Print the listing that follows, character for character.

RECORDS FOR THIS TASK ::
::::::::::
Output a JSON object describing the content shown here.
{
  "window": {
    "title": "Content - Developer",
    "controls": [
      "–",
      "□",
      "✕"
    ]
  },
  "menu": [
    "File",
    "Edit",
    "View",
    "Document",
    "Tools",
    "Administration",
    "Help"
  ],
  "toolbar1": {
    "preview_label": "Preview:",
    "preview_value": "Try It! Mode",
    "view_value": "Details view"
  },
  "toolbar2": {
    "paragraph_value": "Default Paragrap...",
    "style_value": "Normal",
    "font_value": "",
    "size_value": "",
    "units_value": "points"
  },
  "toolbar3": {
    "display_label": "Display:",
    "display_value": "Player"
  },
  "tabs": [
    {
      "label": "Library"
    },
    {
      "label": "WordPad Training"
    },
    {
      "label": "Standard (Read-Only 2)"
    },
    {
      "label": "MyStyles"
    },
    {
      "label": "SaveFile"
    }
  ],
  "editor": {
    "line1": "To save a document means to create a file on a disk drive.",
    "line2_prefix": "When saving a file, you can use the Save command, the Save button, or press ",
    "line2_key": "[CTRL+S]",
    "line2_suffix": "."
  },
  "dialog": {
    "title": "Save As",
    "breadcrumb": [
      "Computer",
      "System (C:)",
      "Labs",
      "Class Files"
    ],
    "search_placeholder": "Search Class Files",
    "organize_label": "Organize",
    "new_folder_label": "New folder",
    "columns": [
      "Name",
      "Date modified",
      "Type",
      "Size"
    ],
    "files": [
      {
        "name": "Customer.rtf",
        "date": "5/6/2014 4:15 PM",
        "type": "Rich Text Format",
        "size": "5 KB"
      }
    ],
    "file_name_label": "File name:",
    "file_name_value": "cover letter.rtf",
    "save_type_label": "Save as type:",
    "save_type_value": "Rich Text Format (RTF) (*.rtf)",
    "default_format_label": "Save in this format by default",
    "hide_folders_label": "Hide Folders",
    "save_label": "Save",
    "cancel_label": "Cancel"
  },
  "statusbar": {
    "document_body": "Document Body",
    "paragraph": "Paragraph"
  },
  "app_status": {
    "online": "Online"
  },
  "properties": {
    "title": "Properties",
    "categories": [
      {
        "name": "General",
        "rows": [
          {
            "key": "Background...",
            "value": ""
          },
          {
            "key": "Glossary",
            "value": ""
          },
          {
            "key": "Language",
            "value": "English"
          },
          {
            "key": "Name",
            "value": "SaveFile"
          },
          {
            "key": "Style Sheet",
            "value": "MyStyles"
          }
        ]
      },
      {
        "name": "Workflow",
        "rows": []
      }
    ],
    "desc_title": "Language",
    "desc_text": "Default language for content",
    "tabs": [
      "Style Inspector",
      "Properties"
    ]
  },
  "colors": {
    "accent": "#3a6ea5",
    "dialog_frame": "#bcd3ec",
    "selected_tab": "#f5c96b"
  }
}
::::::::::
SOLUTION BELOW ::
Output a JSON object describing the content shown here.
{
  "window": {
    "title": "Content - Developer",
    "controls": [
      "–",
      "□",
      "✕"
    ]
  },
  "menu": [
    "File",
    "Edit",
    "View",
    "Document",
    "Tools",
    "Administration",
    "Help"
  ],
  "toolbar1": {
    "preview_label": "Preview:",
    "preview_value": "Try It! Mode",
    "view_value": "Details view"
  },
  "toolbar2": {
    "paragraph_value": "Default Paragrap...",
    "style_value": "Normal",
    "font_value": "",
    "size_value": "",
    "units_value": "points"
  },
  "toolbar3": {
    "display_label": "Display:",
    "display_value": "Player"
  },
  "tabs": [
    {
      "label": "Library"
    },
    {
      "label": "WordPad Training"
    },
    {
      "label": "Standard (Read-Only 2)"
    },
    {
      "label": "MyStyles"
    },
    {
      "label": "SaveFile"
    }
  ],
  "editor": {
    "line1": "To save a document means to create a file on a disk drive.",
    "line2_prefix": "When saving a file, you can use the Save command, the Save button, or press ",
    "line2_key": "[CTRL+S]",
    "line2_suffix": "."
  },
  "dialog": {
    "title": "Save As",
    "breadcrumb": [
      "Computer",
      "System (C:)",
      "Labs",
      "Class Files"
    ],
    "search_placeholder": "Search Class Files",
    "organize_label": "Organize",
    "new_folder_label": "New folder",
    "columns": [
      "Name",
      "Date modified",
      "Type",
      "Size"
    ],
    "files": [
      {
        "name": "Customer.rtf",
        "date": "5/6/2014 4:15 PM",
        "type": "Rich Text Format",
        "size": "5 KB"
      }
    ],
    "file_name_label": "File name:",
    "file_name_value": "cover letter.rtf",
    "save_type_label": "Save as type:",
    "save_type_value": "Rich Text Format (RTF) (*.rtf)",
    "default_format_label": "Save in this format by default",
    "hide_folders_label": "Hide Folders",
    "save_label": "Save",
    "cancel_label": "Cancel"
  },
  "statusbar": {
    "document_body": "Document Body",
    "paragraph": "Paragraph"
  },
  "app_status": {
    "online": "Online"
  },
  "properties": {
    "title": "Properties",
    "categories": [
      {
        "name": "General",
        "rows": [
          {
            "key": "Background...",
            "value": ""
          },
          {
            "key": "Glossary",
            "value": ""
          },
          {
            "key": "Language",
            "value": "English"
          },
          {
            "key": "Name",
            "value": "SaveFile"
          },
          {
            "key": "Style Sheet",
            "value": "MyStyles"
          }
        ]
      },
      {
        "name": "Workflow",
        "rows": []
      }
    ],
    "desc_title": "Language",
    "desc_text": "Default language for content",
    "tabs": [
      "Style Inspector",
      "Properties"
    ]
  },
  "colors": {
    "accent": "#3a6ea5",
    "dialog_frame": "#bcd3ec",
    "selected_tab": "#f5c96b"
  }
}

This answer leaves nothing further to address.